__Your task__: Reproduce exactly, with no other output, every line of the data below from the line containing "Enumerate this screenshot's" to the end, inclusive.

__Input data__:
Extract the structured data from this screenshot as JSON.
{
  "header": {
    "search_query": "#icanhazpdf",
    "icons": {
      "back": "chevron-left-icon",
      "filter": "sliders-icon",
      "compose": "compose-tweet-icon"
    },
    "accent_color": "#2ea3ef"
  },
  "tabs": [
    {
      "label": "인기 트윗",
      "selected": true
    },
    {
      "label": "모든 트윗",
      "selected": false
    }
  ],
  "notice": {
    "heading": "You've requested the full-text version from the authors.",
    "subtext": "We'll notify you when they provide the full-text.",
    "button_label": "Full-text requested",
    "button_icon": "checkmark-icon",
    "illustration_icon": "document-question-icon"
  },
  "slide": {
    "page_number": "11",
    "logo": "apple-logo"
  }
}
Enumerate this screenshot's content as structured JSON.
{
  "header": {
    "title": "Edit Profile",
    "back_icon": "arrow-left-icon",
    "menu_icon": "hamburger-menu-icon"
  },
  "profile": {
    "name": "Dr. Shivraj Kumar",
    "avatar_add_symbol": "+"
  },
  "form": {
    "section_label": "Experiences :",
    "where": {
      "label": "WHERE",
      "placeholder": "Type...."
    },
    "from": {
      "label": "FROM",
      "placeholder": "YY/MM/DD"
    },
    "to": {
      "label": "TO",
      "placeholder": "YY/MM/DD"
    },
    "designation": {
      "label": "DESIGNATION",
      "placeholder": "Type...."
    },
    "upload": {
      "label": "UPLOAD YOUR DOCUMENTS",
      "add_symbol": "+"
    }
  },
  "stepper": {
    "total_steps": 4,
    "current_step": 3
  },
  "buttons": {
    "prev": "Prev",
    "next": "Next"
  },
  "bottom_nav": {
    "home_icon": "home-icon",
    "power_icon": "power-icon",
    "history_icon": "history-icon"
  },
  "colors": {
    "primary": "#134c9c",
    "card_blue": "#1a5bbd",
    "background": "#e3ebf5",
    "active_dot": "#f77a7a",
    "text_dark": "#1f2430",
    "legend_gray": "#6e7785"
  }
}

__Answer space__:
Enumerate this screenshot's content as structured JSON.
{
  "header": {
    "title": "Edit Profile",
    "back_icon": "arrow-left-icon",
    "menu_icon": "hamburger-menu-icon"
  },
  "profile": {
    "name": "Dr. Shivraj Kumar",
    "avatar_add_symbol": "+"
  },
  "form": {
    "section_label": "Experiences :",
    "where": {
      "label": "WHERE",
      "placeholder": "Type...."
    },
    "from": {
      "label": "FROM",
      "placeholder": "YY/MM/DD"
    },
    "to": {
      "label": "TO",
      "placeholder": "YY/MM/DD"
    },
    "designation": {
      "label": "DESIGNATION",
      "placeholder": "Type...."
    },
    "upload": {
      "label": "UPLOAD YOUR DOCUMENTS",
      "add_symbol": "+"
    }
  },
  "stepper": {
    "total_steps": 4,
    "current_step": 3
  },
  "buttons": {
    "prev": "Prev",
    "next": "Next"
  },
  "bottom_nav": {
    "home_icon": "home-icon",
    "power_icon": "power-icon",
    "history_icon": "history-icon"
  },
  "colors": {
    "primary": "#134c9c",
    "card_blue": "#1a5bbd",
    "background": "#e3ebf5",
    "active_dot": "#f77a7a",
    "text_dark": "#1f2430",
    "legend_gray": "#6e7785"
  }
}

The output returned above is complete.